top of page


Linguistics: About

Here you can read my essay on vowel differences between different dialects in Hebrew, which I have been studying for over 8 years, which won me 1st place in a linguistics essay competition in the middle school division.

Linguistics: Text

Read my essay below!

            Hebrew has some of the most different dialects and variations, with changes present in almost every category of linguistics. Perhaps the most clearly audible change varying across these variants is the phonology, and how each letter, especially in the case of vowels, sounds. The three main categories of Hebrew discussed in this essay will be biblical Hebrew (its variations mainly being Ashkenazi and Sephardic, differing primarily based on location) and modern Hebrew (principally Israeli, but also other types seen not in religion but instead common speech).

             Ashkenazi Hebrew is the Hebrew spoken by the descendants of the Jews from Germany, especially Rhineland, whereas Sephardic Hebrew is spoken by descendants of the Jews from Spain, especially the Iberian Peninsula. Before this time, Hebrew was for the most part unified into one dialect. Though this was not a huge geographic gap, it created major differences in the phonology of Hebrew. The first main difference is in the Hebrew letter ת   , which creates a ‘t’ sound. In both dialects, if there is a dagesh, or a dot in the middle (תּ), then it makes a hard ‘t,’ but if there is not a dot (ת), then in Ashkenazi it makes a ‘s’ sound, while in Sephardic it still makes a ‘t' sound. Another major difference is that in vowels pronounced as ‘ah,’ ‘eh,’ and ‘oh’ in Sephardic Hebrew are pronounced more as ‘u,’ ‘ei,’ and ‘oi’ in Ashkenazi. These differences make a huge difference in how Hebrew is pronounced in more biblical Hebrew, and creates quite evident distinctions between the two main dialects.

             There are, in addition to this, many differences between biblical Hebrew as a whole and modern, mainly Israeli, Hebrew. Modern Hebrew is generally based off of Sephardic Hebrew, however, there are still some major differences between the two. The main difference here is that some vocabulary is either removed, added, or changed between the two different dialects. In addition, some words used in biblical Hebrew can have multifaceted meanings leading to large amounts of debate and discussion surrounding even one word. However, this rarely is present in modern Hebrew, similar to how there is not much discussion surrounding English words. One might compare this difference to the distinction between modern English and Shakespearean English – aside from a few vocabulary and grammar changes, the actual language is considerably  the same.
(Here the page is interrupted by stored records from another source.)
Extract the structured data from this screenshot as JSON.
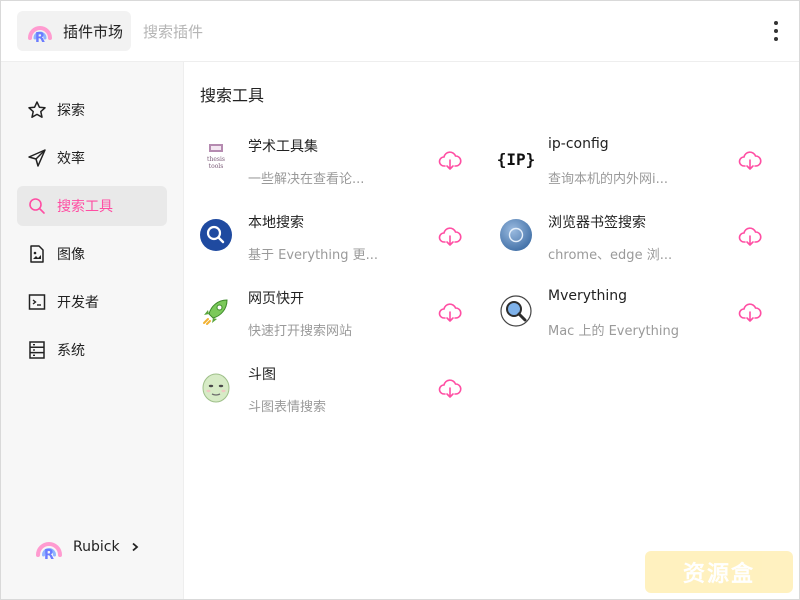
{
  "header": {
    "app_title": "插件市场",
    "search_placeholder": "搜索插件"
  },
  "sidebar": {
    "items": [
      {
        "label": "探索",
        "icon": "star-icon",
        "active": false
      },
      {
        "label": "效率",
        "icon": "send-icon",
        "active": false
      },
      {
        "label": "搜索工具",
        "icon": "search-icon",
        "active": true
      },
      {
        "label": "图像",
        "icon": "image-file-icon",
        "active": false
      },
      {
        "label": "开发者",
        "icon": "terminal-icon",
        "active": false
      },
      {
        "label": "系统",
        "icon": "database-icon",
        "active": false
      }
    ],
    "user": {
      "name": "Rubick",
      "icon": "chevron-right-icon"
    }
  },
  "main": {
    "section_title": "搜索工具",
    "plugins": [
      {
        "name": "学术工具集",
        "desc": "一些解决在查看论...",
        "icon": "thesis-tools-icon",
        "icon_text": "thesis tools"
      },
      {
        "name": "ip-config",
        "desc": "查询本机的内外网i...",
        "icon": "ip-icon",
        "icon_text": "{IP}"
      },
      {
        "name": "本地搜索",
        "desc": "基于 Everything 更...",
        "icon": "local-search-icon"
      },
      {
        "name": "浏览器书签搜索",
        "desc": "chrome、edge 浏...",
        "icon": "bookmark-search-icon"
      },
      {
        "name": "网页快开",
        "desc": "快速打开搜索网站",
        "icon": "rocket-icon"
      },
      {
        "name": "Mverything",
        "desc": "Mac 上的 Everything",
        "icon": "magnifier-icon"
      },
      {
        "name": "斗图",
        "desc": "斗图表情搜索",
        "icon": "meme-face-icon"
      }
    ],
    "download_icon": "cloud-download-icon"
  },
  "colors": {
    "accent": "#ff4ea3",
    "sidebar_bg": "#f7f7f7",
    "active_bg": "#e9e9e9",
    "desc_text": "#9a9a9a"
  },
  "watermark": {
    "text": "资源盒"
  }
}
Additionally, it is difficult to know how the words were pronounced prior to medieval times, so there may very much be differences of which nobody is aware.

             Overall, though Hebrew is by and large uniform in phonology, there are a few major differences between different older, more biblical, dialects of biblical Hebrew, and in fact some differences between biblical Hebrew and modern Hebrew as a whole. These differences show just how much a language can evolve, even if only being used for religion, and how important linguistics is in learning about an older culture and its development into a newer one.

Linguistics: Text
bottom of page